Florida's Republican governor won't take a position on what should be done with a monument that honors slain Confederate soldiers on the state Capitol grounds, even as a growing number of elected leaders around the country take steps to remove such monuments after last weekend's violent white supremacist rallies in Charlottesville, Va.
Rather than lead on the issue, Rick Scott is deferring to state lawmakers and has remained silent on whether such monuments in Florida — and particularly the one at the Capitol — should be taken down.
After Tallahassee Mayor Andrew Gillum, a Democratic candidate for governor, on Wednesday called on Scott to remove the Capitol monument, Scott's office would only acknowledge they had "received" that request.

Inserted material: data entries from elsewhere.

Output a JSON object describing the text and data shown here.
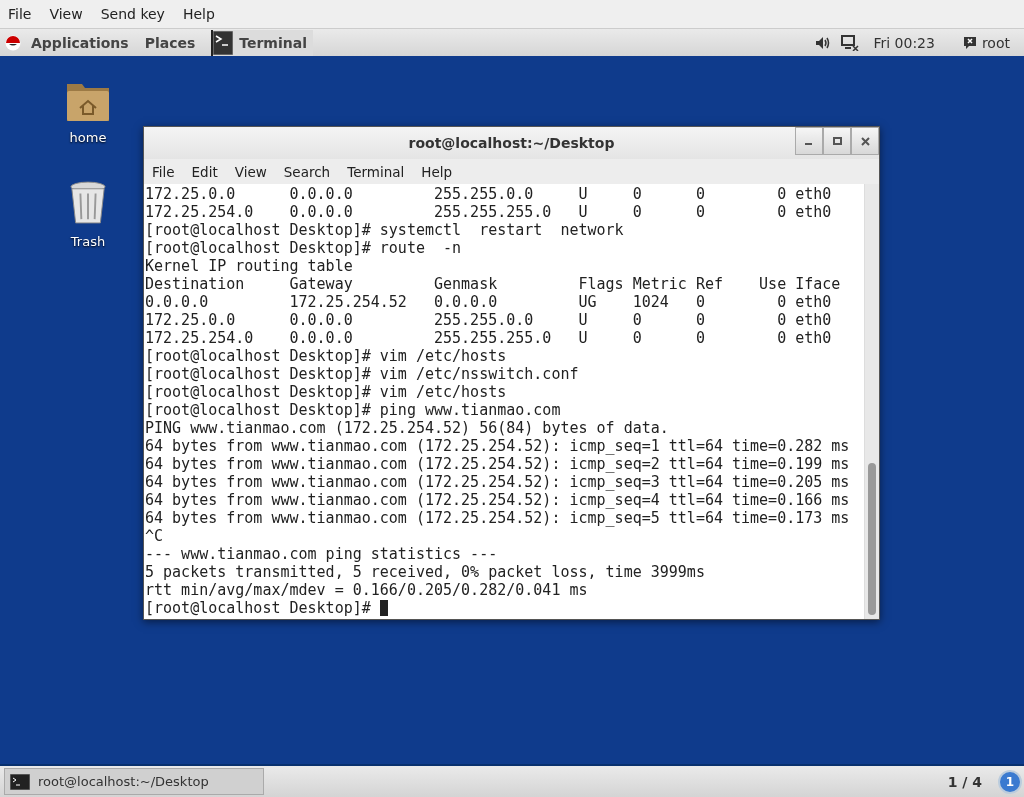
{
  "viewer_menu": [
    "File",
    "View",
    "Send key",
    "Help"
  ],
  "panel": {
    "applications": "Applications",
    "places": "Places",
    "active_app": "Terminal",
    "clock": "Fri 00:23",
    "user": "root"
  },
  "desktop_icons": [
    {
      "label": "home",
      "kind": "folder"
    },
    {
      "label": "Trash",
      "kind": "trash"
    }
  ],
  "terminal": {
    "title": "root@localhost:~/Desktop",
    "menu": [
      "File",
      "Edit",
      "View",
      "Search",
      "Terminal",
      "Help"
    ],
    "lines": [
      "172.25.0.0      0.0.0.0         255.255.0.0     U     0      0        0 eth0",
      "172.25.254.0    0.0.0.0         255.255.255.0   U     0      0        0 eth0",
      "[root@localhost Desktop]# systemctl  restart  network",
      "[root@localhost Desktop]# route  -n",
      "Kernel IP routing table",
      "Destination     Gateway         Genmask         Flags Metric Ref    Use Iface",
      "0.0.0.0         172.25.254.52   0.0.0.0         UG    1024   0        0 eth0",
      "172.25.0.0      0.0.0.0         255.255.0.0     U     0      0        0 eth0",
      "172.25.254.0    0.0.0.0         255.255.255.0   U     0      0        0 eth0",
      "[root@localhost Desktop]# vim /etc/hosts",
      "[root@localhost Desktop]# vim /etc/nsswitch.conf",
      "[root@localhost Desktop]# vim /etc/hosts",
      "[root@localhost Desktop]# ping www.tianmao.com",
      "PING www.tianmao.com (172.25.254.52) 56(84) bytes of data.",
      "64 bytes from www.tianmao.com (172.25.254.52): icmp_seq=1 ttl=64 time=0.282 ms",
      "64 bytes from www.tianmao.com (172.25.254.52): icmp_seq=2 ttl=64 time=0.199 ms",
      "64 bytes from www.tianmao.com (172.25.254.52): icmp_seq=3 ttl=64 time=0.205 ms",
      "64 bytes from www.tianmao.com (172.25.254.52): icmp_seq=4 ttl=64 time=0.166 ms",
      "64 bytes from www.tianmao.com (172.25.254.52): icmp_seq=5 ttl=64 time=0.173 ms",
      "^C",
      "--- www.tianmao.com ping statistics ---",
      "5 packets transmitted, 5 received, 0% packet loss, time 3999ms",
      "rtt min/avg/max/mdev = 0.166/0.205/0.282/0.041 ms"
    ],
    "prompt": "[root@localhost Desktop]#"
  },
  "taskbar": {
    "window": "root@localhost:~/Desktop",
    "workspace": "1 / 4",
    "notifications": "1"
  }
}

His office on Thursday pointed to general remarks Scott had made two days earlier about how federal, state and local officials ought to "review" what should be done with Confederate monuments. "We need to go through a process where everyone comes together and has a legitimate conversation, then we go forward," Scott had said.

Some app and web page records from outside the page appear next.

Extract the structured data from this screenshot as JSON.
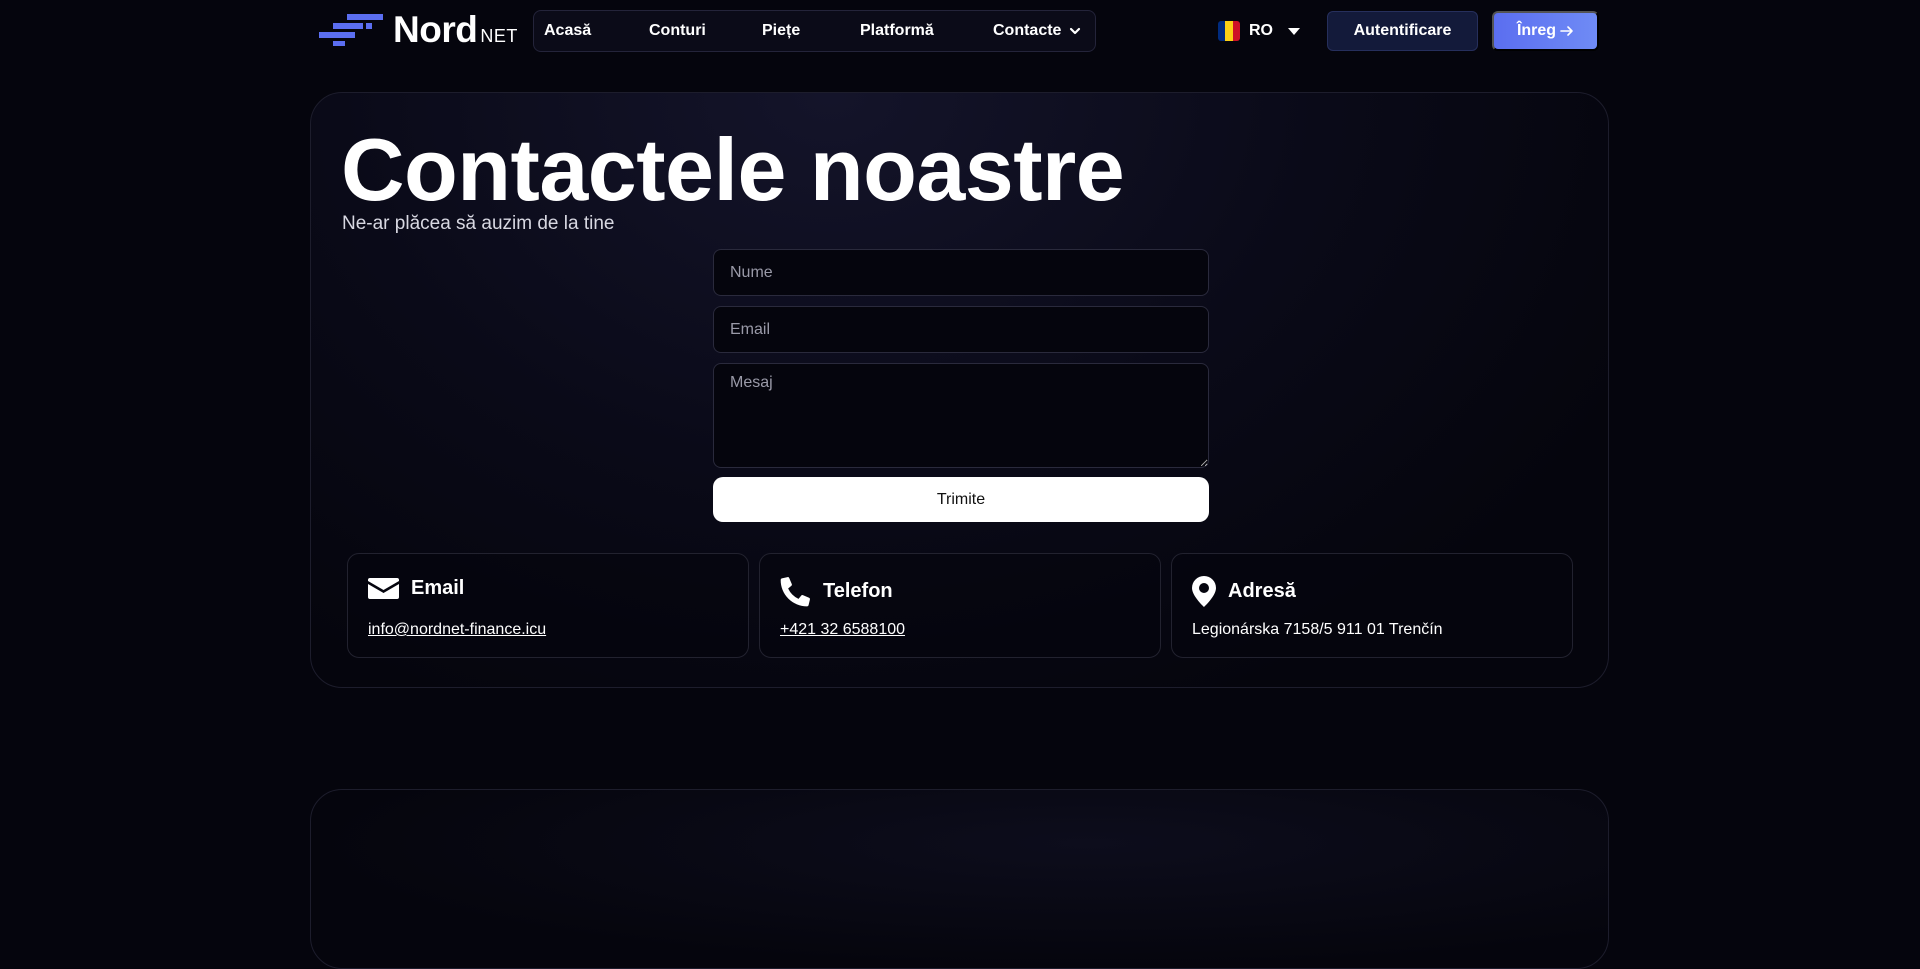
{
  "brand": {
    "name": "Nord",
    "suffix": "NET",
    "accent": "#5b6ef0"
  },
  "nav": {
    "items": [
      {
        "label": "Acasă"
      },
      {
        "label": "Conturi"
      },
      {
        "label": "Piețe"
      },
      {
        "label": "Platformă"
      },
      {
        "label": "Contacte",
        "icon": "chevron-down-icon"
      }
    ]
  },
  "language": {
    "code": "RO",
    "flag_colors": [
      "#002b7f",
      "#fcd116",
      "#ce1126"
    ]
  },
  "auth": {
    "login_label": "Autentificare",
    "register_label": "Înreg",
    "register_icon": "arrow-right-icon"
  },
  "contact": {
    "title": "Contactele noastre",
    "subtitle": "Ne-ar plăcea să auzim de la tine",
    "form": {
      "name_placeholder": "Nume",
      "email_placeholder": "Email",
      "message_placeholder": "Mesaj",
      "submit_label": "Trimite"
    },
    "cards": [
      {
        "icon": "envelope-icon",
        "label": "Email",
        "value": "info@nordnet-finance.icu"
      },
      {
        "icon": "phone-icon",
        "label": "Telefon",
        "value": "+421 32 6588100"
      },
      {
        "icon": "map-pin-icon",
        "label": "Adresă",
        "value": "Legionárska 7158/5 911 01 Trenčín"
      }
    ]
  }
}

But Scott, through his spokesmen, has repeatedly declined to answer questions from the Herald/Times this week — including again on Friday — about what direction he wants elected officials in Florida to take: Whether monuments celebrating the Confederacy, such as the one at the Capitol, should be removed or kept, and why.